How to try and promote awareness and a greater understanding of the 3rd and independent sector to health and council staff.
Promoting the services that third sector and independent sector can and do already provide for older people and how they can prevent avoidable admissions and delayed discharges. Also how to access the organisations and services their, referral systems, costs etc
The reablement approach in homecare offers support and encouragement to individuals to empower them to help themselves and so increase their independence. It supports individuals ‘to do’ rather than ‘doing to’ or ‘doing for’.
Goal setting and review of outcomes achieved are central to the reablement ethos. This means that we work with individuals and their carers to establish what tasks they want to gain confidence in doing or relearn particular skills. By engaging with individuals around an agenda of what they can do and what they would like to do we can develop short term interventions which support them to achieve these goals. These are often around basic daily living skills such as dressing, meal preparation and mobility.
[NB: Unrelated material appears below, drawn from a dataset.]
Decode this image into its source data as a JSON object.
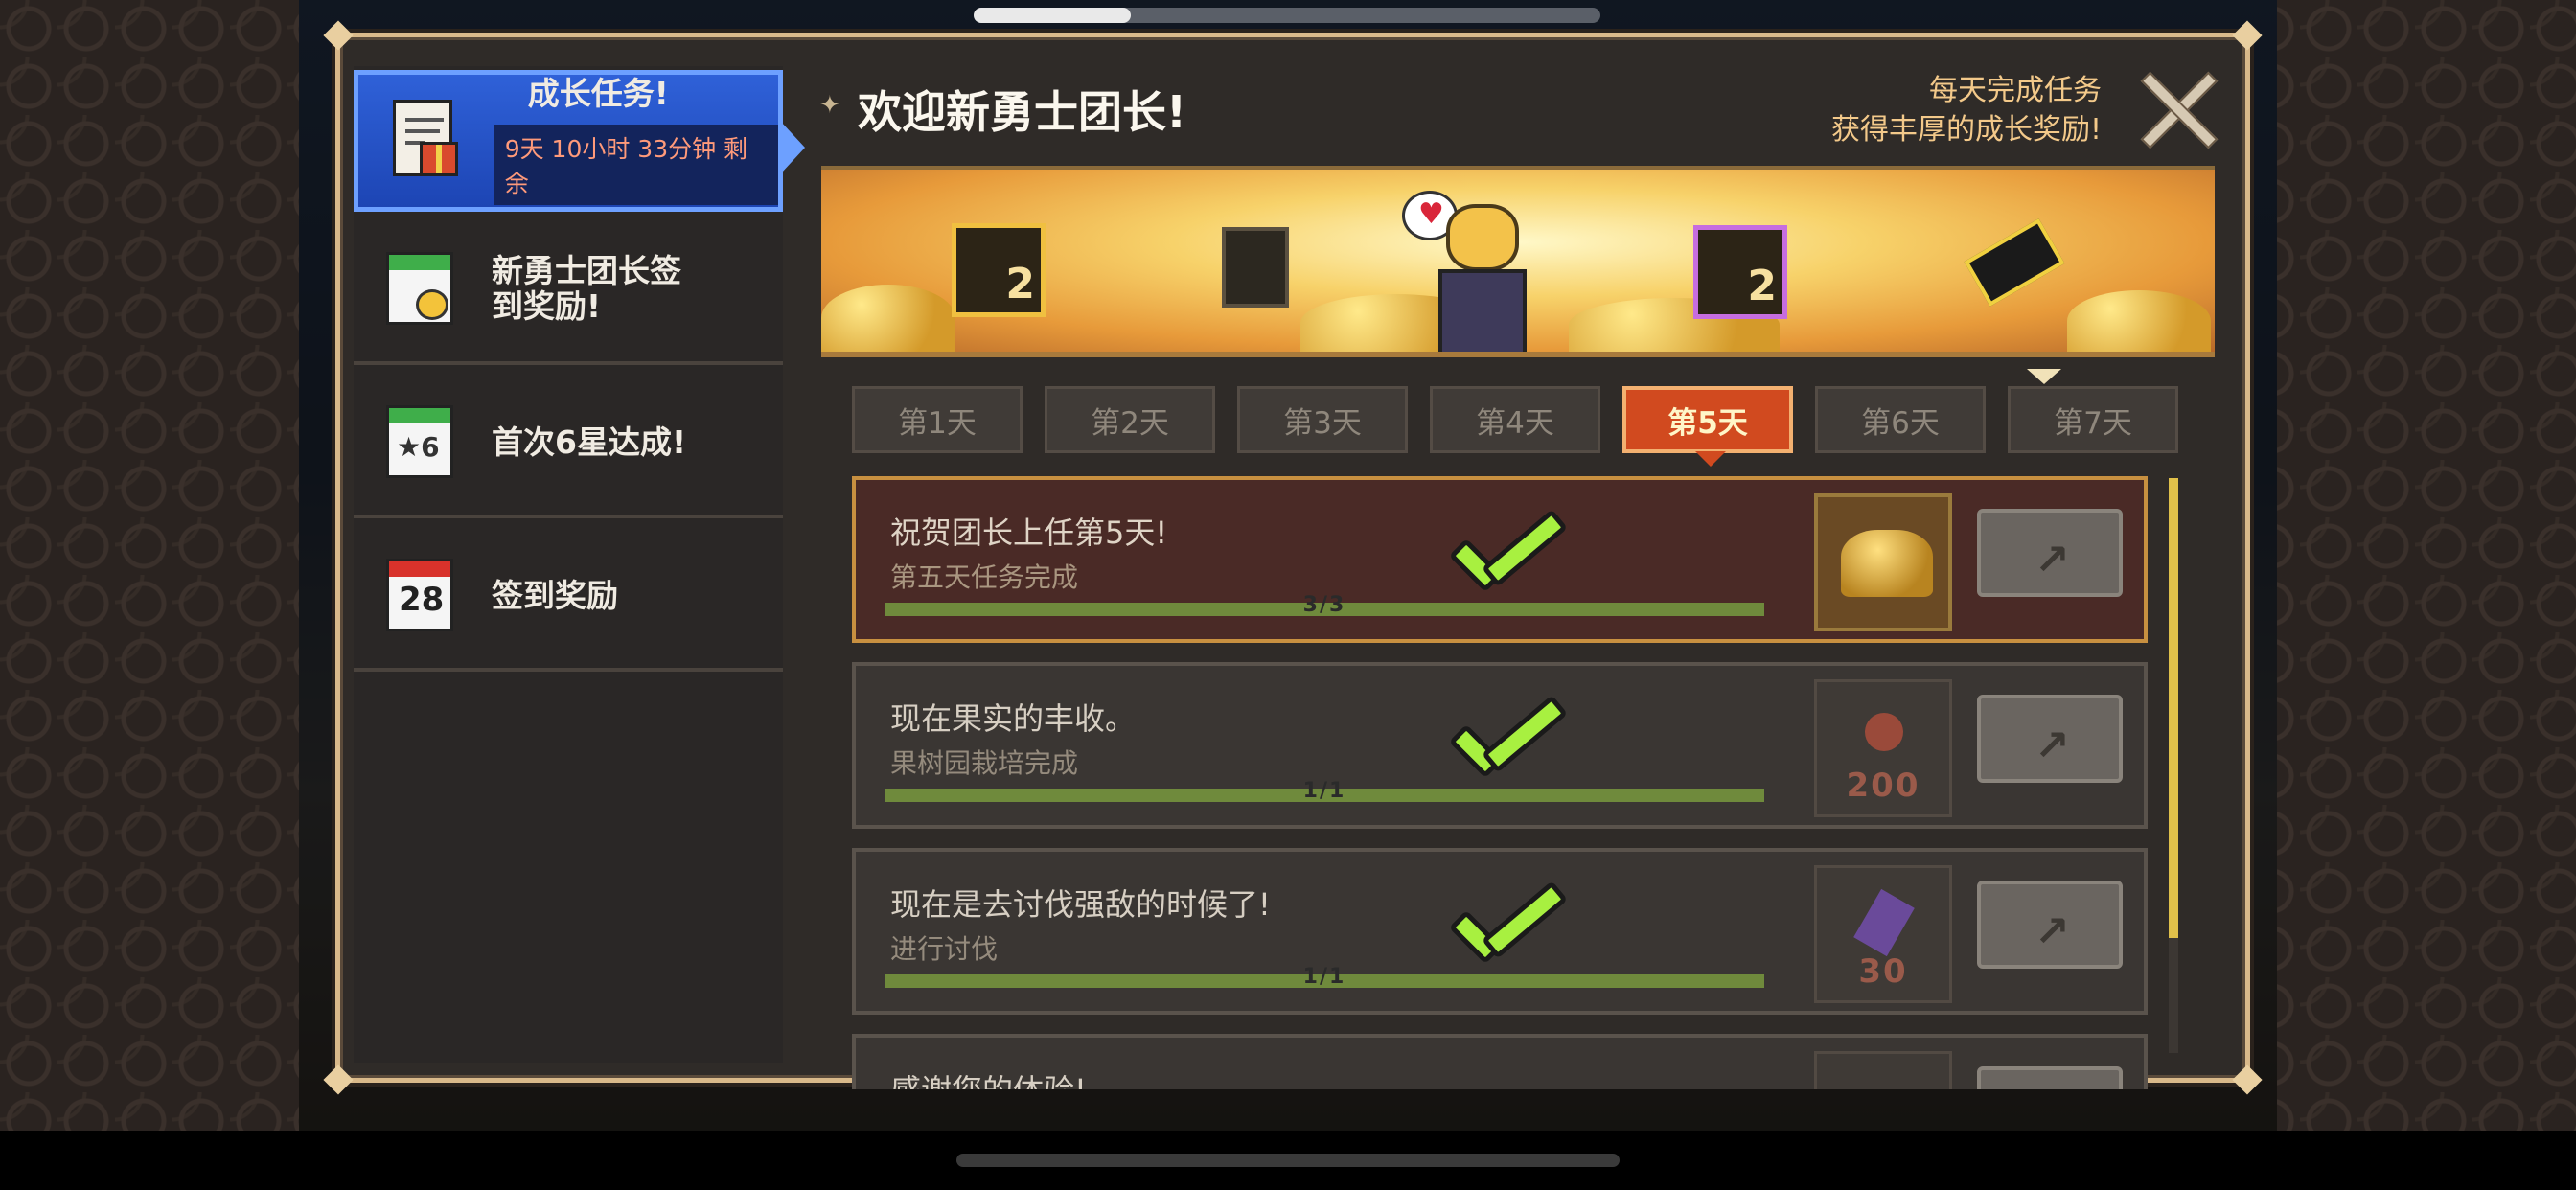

It is not uncommon for an individual to have lost confidence around their ability to carry out certain tasks after spending time in hospital.
Our traditional home care approach has been to assess people around what they no longer can do and provide a service to meet these deficiencies. As a result services are embedded into people’s lives, often for length periods of time. While this is perfectly acceptable for a number of people who suffer from severe and complex conditions it has the potential to create a dependency for people who may have had the potential to relearn or regain skills. Reablement focuses on this potential and research suggests that many people who would have received a traditional service leading to risks of dependency can eventually become more confident and lead fulfilling lives when they regain lost skills.
A lady with poor mobility with pain on standing/walking, reduced confidence in walking, difficulty with activities of daily living including bathing & stairs (only one banister) and problems related to chest infections. Financial worries and concerns related to her disease progression.
transfer appropriate people to the HWCRS (e.g. those who meet the agreed criteria)
work with and encourage service users to regain their level of function with regards to mobility, personal care and kitchen tasks resulting in an increase in confidence and independent living for the service user
educate the informal care/family regarding the re-ablement approach to care
encourage socialisation and taking part in mainstream HWC activities